For every entry below, give it back exactly and leave out any image.

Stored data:
---------------

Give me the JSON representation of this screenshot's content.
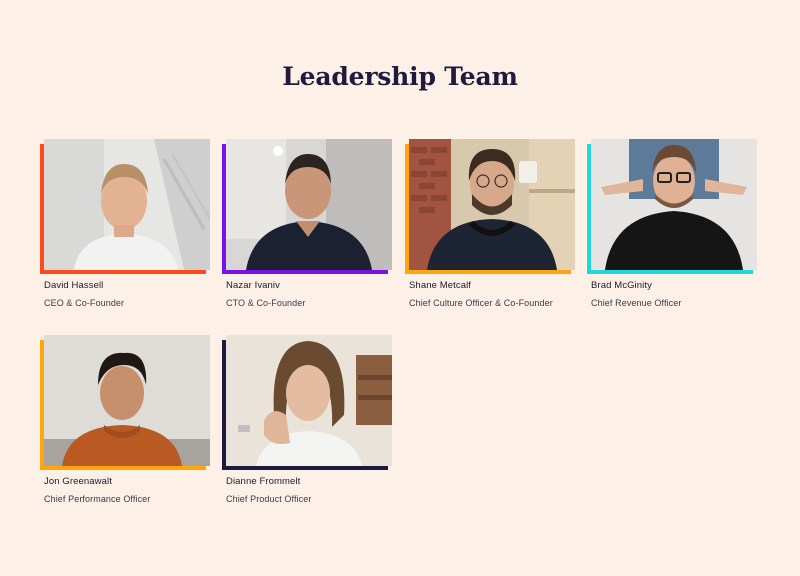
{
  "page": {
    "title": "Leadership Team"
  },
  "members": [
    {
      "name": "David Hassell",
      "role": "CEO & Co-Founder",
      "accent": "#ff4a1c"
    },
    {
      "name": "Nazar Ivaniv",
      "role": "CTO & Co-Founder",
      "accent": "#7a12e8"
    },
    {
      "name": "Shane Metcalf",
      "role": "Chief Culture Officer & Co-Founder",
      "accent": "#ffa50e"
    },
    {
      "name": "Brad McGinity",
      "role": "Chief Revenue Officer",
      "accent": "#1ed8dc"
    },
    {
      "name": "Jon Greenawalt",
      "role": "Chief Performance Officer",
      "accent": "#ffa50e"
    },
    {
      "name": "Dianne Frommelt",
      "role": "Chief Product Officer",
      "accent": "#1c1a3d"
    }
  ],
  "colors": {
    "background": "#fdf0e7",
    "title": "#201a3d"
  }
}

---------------

WRITTEN ANSWER:
Give me the JSON representation of this screenshot's content.
{
  "page": {
    "title": "Leadership Team"
  },
  "members": [
    {
      "name": "David Hassell",
      "role": "CEO & Co-Founder",
      "accent": "#ff4a1c"
    },
    {
      "name": "Nazar Ivaniv",
      "role": "CTO & Co-Founder",
      "accent": "#7a12e8"
    },
    {
      "name": "Shane Metcalf",
      "role": "Chief Culture Officer & Co-Founder",
      "accent": "#ffa50e"
    },
    {
      "name": "Brad McGinity",
      "role": "Chief Revenue Officer",
      "accent": "#1ed8dc"
    },
    {
      "name": "Jon Greenawalt",
      "role": "Chief Performance Officer",
      "accent": "#ffa50e"
    },
    {
      "name": "Dianne Frommelt",
      "role": "Chief Product Officer",
      "accent": "#1c1a3d"
    }
  ],
  "colors": {
    "background": "#fdf0e7",
    "title": "#201a3d"
  }
}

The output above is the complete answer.